Firstly, on a professional note, sophomore summer proved itself a step for me. It was my first time working as a Learning Fellow for Biology 13 (Gene Expression and Inheritance). My responsibilities included attending all the classes, reviewing material before class, attending weekly huddle sessions with the professor, and facilitating collaborative group dynamics. Besides the fact that I got to experience one of my favorite classes all over again with the same professor, it was incredibly rewarding to witness my peers engage with the material and grow as team members.
I also decided to take a course on sex, gender, and society - one which widened my perspective on so many issues, including queer theory, gender performativity, and patriarchy. Every student had to present on readings and connect them to some sort of media (short video clip, article, or artwork), then lead the class through a discussion. My presentation incorporated themes from the movie Crazy Rich Asians. I analyzed the concept of the patriarchal bargain and how it manifests through the mother-son relationship in the movie. I got to know the other students well and I can definitely say that this class has had lasting impressions on my perspectives of gender relations and power dynamics.

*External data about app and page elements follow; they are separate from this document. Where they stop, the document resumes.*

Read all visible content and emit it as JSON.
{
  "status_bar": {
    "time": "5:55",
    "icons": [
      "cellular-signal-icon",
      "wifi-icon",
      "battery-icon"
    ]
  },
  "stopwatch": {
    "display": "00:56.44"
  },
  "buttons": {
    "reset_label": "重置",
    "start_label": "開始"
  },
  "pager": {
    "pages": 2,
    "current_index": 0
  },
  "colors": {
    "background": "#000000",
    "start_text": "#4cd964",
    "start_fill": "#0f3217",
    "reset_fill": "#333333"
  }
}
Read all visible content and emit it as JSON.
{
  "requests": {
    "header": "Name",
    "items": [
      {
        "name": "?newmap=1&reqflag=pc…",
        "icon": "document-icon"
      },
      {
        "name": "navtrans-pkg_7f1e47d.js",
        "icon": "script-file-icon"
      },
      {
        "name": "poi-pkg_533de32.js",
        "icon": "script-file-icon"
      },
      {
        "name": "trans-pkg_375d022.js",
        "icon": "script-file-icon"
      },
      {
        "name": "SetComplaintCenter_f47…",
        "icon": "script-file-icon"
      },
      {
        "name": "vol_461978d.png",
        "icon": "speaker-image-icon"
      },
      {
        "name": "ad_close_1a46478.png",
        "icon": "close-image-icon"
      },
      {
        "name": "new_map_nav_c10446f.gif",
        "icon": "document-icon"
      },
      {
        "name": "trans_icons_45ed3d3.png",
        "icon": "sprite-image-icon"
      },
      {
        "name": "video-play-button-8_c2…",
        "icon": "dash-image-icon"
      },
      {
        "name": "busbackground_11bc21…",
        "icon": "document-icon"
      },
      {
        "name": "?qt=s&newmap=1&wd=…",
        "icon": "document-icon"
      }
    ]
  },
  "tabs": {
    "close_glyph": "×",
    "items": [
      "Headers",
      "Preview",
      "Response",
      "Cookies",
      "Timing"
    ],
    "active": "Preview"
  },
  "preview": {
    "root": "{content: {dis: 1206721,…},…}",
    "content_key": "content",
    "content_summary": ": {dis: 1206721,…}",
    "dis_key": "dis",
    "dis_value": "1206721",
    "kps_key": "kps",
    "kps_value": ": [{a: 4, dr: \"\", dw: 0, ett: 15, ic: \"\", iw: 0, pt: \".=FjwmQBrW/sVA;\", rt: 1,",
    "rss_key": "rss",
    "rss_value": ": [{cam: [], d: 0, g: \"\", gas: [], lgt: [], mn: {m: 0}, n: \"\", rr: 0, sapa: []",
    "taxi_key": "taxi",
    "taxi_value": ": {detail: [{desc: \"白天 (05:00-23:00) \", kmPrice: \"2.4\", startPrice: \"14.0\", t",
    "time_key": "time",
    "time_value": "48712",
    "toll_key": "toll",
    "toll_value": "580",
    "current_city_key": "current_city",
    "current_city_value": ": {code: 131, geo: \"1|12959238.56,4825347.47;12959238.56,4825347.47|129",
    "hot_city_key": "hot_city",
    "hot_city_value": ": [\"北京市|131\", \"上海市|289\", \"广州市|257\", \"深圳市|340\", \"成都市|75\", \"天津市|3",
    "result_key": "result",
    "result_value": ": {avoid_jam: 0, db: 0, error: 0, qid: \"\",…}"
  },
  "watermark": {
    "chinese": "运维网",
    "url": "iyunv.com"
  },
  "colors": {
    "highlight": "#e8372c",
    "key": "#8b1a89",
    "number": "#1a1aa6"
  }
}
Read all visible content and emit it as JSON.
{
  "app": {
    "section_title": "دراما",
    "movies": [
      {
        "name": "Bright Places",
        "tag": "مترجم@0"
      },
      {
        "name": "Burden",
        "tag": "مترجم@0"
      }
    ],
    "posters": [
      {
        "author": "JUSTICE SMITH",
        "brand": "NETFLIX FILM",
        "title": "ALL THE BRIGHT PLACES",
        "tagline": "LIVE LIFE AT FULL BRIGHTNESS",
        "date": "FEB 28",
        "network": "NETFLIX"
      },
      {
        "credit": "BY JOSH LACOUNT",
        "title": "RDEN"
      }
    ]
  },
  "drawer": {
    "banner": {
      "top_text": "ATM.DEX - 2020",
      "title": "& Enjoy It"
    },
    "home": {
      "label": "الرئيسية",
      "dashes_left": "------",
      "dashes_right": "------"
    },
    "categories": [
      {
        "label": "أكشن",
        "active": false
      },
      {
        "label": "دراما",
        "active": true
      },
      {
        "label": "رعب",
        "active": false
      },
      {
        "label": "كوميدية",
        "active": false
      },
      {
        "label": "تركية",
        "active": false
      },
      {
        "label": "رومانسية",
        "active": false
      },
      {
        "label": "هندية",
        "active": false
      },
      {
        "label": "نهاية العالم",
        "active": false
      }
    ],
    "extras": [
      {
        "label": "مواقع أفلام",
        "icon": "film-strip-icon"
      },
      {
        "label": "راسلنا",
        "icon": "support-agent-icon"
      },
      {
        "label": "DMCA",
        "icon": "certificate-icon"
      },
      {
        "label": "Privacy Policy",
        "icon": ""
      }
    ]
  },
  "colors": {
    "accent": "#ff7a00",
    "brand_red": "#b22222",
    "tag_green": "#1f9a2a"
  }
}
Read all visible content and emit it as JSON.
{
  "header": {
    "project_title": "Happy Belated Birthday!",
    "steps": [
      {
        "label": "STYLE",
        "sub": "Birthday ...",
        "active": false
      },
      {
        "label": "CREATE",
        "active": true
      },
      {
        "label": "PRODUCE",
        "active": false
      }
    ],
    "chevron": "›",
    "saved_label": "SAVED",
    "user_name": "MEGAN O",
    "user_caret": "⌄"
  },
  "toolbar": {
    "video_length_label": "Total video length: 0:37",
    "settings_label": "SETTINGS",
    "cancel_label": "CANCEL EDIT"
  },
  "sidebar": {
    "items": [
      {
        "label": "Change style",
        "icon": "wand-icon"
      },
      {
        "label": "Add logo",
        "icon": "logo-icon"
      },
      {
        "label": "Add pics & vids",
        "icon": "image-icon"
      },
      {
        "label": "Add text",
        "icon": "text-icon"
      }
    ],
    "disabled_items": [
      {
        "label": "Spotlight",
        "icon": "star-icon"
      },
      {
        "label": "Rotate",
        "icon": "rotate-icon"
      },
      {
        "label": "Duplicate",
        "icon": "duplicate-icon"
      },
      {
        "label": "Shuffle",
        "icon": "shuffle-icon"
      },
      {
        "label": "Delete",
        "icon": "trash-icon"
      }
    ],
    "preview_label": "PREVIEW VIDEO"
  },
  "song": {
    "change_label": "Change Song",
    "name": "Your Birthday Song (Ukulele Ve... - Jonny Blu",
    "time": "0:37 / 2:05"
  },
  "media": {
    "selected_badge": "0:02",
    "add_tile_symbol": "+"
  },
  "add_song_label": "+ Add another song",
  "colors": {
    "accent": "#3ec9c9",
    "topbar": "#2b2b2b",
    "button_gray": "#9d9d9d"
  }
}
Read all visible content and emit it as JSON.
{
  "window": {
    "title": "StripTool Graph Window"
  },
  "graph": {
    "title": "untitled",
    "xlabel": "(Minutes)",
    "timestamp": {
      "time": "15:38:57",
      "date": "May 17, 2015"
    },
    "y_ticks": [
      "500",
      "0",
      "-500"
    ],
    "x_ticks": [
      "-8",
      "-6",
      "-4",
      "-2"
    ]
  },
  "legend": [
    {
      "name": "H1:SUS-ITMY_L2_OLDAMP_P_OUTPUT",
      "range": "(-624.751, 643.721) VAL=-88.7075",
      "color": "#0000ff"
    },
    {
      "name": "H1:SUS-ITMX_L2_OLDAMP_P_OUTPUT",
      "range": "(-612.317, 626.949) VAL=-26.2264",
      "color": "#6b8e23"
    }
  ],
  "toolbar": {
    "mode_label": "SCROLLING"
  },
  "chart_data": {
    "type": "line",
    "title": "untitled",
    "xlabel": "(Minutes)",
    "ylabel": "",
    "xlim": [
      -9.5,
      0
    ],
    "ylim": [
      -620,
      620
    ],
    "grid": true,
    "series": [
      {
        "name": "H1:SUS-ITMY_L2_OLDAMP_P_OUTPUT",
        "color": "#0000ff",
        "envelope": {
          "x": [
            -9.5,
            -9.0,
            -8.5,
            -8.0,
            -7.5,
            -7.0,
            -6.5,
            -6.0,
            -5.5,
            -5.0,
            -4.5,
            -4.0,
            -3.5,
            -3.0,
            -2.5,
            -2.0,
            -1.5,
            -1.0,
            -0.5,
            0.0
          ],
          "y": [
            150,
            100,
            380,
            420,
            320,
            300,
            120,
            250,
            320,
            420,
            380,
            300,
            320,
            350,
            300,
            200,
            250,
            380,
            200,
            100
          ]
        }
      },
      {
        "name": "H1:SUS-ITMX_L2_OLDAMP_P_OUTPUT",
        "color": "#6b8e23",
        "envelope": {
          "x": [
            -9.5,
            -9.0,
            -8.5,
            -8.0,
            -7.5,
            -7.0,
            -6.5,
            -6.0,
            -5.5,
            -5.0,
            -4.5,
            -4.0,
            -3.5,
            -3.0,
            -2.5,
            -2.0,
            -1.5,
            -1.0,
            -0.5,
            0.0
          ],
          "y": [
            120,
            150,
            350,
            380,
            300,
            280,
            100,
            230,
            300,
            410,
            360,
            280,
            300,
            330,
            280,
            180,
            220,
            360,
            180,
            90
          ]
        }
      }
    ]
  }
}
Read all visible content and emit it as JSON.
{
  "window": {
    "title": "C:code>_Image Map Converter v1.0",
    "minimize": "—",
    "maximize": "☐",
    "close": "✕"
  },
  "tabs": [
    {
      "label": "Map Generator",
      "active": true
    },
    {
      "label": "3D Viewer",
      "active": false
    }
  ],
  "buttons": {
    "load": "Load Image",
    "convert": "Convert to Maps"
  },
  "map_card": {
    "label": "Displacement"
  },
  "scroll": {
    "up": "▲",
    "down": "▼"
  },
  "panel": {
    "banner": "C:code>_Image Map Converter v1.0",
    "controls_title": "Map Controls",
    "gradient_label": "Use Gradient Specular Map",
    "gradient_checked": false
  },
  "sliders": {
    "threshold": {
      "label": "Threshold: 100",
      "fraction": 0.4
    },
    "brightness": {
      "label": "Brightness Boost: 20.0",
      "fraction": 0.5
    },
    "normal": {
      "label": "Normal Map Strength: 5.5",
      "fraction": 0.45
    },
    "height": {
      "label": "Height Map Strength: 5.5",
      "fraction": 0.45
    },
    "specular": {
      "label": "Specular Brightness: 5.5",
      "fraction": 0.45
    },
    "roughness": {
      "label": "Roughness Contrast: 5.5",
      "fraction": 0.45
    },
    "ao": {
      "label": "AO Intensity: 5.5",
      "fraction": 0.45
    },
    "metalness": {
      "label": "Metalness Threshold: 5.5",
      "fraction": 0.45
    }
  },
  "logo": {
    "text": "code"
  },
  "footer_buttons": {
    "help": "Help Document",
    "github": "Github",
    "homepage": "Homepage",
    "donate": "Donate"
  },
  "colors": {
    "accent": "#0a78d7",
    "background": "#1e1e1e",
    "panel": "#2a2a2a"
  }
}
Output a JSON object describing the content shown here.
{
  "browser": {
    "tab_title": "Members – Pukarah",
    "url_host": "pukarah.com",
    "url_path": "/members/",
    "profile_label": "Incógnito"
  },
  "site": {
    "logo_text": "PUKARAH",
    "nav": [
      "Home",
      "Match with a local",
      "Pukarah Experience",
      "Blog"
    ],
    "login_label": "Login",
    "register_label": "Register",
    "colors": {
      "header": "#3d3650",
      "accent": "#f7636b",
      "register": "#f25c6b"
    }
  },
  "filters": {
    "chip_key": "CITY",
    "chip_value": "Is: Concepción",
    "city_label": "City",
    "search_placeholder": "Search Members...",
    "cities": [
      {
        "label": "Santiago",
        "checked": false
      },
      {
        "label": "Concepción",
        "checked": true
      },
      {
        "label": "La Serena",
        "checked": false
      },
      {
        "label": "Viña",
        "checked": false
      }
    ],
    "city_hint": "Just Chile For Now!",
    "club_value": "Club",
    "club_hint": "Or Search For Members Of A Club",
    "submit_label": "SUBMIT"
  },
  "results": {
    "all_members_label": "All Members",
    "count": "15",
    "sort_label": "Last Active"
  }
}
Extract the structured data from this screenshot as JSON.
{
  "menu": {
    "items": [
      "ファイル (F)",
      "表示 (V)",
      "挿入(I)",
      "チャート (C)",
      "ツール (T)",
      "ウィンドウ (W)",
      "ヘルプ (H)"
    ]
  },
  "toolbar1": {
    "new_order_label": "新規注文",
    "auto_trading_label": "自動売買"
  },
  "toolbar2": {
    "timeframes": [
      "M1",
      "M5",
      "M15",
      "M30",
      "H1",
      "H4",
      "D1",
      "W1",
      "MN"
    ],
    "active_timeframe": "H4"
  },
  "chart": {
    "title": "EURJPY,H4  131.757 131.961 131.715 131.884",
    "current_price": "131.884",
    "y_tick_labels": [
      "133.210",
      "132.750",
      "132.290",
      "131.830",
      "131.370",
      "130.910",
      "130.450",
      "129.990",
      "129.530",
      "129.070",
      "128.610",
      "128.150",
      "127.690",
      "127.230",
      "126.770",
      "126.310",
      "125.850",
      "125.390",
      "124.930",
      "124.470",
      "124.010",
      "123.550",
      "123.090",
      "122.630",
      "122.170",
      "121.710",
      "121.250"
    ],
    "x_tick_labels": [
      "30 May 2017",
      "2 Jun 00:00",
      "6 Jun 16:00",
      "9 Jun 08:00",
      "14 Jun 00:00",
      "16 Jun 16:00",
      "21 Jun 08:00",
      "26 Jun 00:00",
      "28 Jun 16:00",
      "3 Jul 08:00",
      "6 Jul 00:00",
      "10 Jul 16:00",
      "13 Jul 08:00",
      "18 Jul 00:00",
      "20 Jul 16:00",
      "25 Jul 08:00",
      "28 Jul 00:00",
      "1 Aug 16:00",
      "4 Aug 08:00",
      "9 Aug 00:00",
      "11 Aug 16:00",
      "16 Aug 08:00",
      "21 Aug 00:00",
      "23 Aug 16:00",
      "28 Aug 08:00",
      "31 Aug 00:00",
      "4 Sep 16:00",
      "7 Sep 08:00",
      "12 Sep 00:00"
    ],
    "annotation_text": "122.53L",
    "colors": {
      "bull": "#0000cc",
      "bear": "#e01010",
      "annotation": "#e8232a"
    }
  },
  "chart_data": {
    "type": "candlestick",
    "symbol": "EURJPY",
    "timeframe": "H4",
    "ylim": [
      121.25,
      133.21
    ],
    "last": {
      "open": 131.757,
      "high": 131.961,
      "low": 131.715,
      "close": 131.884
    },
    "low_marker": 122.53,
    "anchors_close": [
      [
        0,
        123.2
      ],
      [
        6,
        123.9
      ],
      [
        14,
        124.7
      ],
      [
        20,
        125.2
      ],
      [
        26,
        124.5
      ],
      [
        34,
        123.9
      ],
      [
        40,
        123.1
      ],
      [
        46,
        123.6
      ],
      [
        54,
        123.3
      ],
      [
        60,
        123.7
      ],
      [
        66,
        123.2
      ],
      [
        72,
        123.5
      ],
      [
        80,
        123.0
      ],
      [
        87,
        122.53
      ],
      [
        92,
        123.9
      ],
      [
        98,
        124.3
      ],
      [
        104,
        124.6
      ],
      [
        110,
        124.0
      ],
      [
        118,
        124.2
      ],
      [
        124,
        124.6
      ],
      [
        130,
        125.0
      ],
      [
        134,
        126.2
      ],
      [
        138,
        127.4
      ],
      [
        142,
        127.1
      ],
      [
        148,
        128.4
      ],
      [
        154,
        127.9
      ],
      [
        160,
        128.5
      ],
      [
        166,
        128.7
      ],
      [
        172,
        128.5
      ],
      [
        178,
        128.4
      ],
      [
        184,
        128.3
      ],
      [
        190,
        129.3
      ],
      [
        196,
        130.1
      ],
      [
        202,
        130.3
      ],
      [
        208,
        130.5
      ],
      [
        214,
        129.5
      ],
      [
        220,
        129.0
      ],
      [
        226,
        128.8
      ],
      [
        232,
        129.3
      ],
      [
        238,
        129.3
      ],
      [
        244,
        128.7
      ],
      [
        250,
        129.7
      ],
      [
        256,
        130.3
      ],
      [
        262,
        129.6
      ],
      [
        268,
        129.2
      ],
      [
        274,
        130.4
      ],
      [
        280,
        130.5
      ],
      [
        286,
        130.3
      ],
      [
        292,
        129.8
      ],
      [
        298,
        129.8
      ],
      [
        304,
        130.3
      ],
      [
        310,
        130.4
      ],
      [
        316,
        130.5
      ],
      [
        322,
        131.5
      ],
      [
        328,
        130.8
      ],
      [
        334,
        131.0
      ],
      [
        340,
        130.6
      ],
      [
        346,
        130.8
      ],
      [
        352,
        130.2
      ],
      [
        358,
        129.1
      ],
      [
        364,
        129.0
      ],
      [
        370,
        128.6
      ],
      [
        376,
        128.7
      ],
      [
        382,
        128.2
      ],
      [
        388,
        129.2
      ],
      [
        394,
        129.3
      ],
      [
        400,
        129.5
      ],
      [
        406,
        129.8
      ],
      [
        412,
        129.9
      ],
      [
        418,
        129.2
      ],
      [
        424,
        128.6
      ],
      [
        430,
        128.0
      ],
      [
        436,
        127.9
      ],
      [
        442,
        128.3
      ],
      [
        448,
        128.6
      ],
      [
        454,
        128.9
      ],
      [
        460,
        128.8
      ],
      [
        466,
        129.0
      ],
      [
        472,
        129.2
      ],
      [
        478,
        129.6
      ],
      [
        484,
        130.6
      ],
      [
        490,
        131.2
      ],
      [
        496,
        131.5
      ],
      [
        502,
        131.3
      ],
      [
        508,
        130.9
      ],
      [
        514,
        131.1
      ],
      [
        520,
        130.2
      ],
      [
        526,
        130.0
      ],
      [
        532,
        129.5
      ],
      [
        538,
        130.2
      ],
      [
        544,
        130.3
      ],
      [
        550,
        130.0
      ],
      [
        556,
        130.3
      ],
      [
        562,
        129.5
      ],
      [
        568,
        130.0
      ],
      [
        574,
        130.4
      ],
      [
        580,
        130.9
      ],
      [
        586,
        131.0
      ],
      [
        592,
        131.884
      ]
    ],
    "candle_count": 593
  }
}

Something else out of my comfort zone was where I lived. For the first time, I was not in the McLaughlin cluster (conveniently located next to the Life Sciences Center and Vail, where my research lab is). Instead, I decided to live in my sorority house for the summer! I ended up loving it - it was right across from the gym and although it was farther from the dining halls, my bike certainly helped. Moreover, I found it refreshing to break up my daily routine and experience campus from another point of view.
It wouldn't be sophomore summer without a bit of fun though. At the beginning of the term, I made a master bucket list of all the things I wanted to do. I thought I wouldn't get to most of them - I was still taking three classes, interning as a Presidential Scholar in a genetics lab, and working as a Learning Fellow, communications intern, and blogger for the Admissions Office. Nevertheless, I tried to squeeze in fun activities and managed to check off a whole 18 out of the 26 items! It was truly a lesson in how to balance work, academics, and enjoying time with friends.
I'm writing this as winter creeps up on us, mid-November. Snow litters the ground outside and I never go outside without my heavy parka. In a week, I will be leaving Dartmouth for ten months, something which saddens me. Yet I know the internships and studying abroad programs I have in store will be amazing. I'm glad to have so many heart-warming memories to look back on, many from sophomore summer, but others that span my entire time here at Dartmouth. From going up a hot air balloon on the Green my freshman year, traveling to Chicago for a conference my sophomore fall, and competing in an air mattress competition across the Connecticut River, if there's one thing I can say, it's that the past few years have not been boring in the slightest.
In hopes of sharing my Homecoming in a unique way that will hopefully show you a different side of Dartmouth's biggest tradition, I decided to just share three things. Three nice things that I experienced during Homecoming.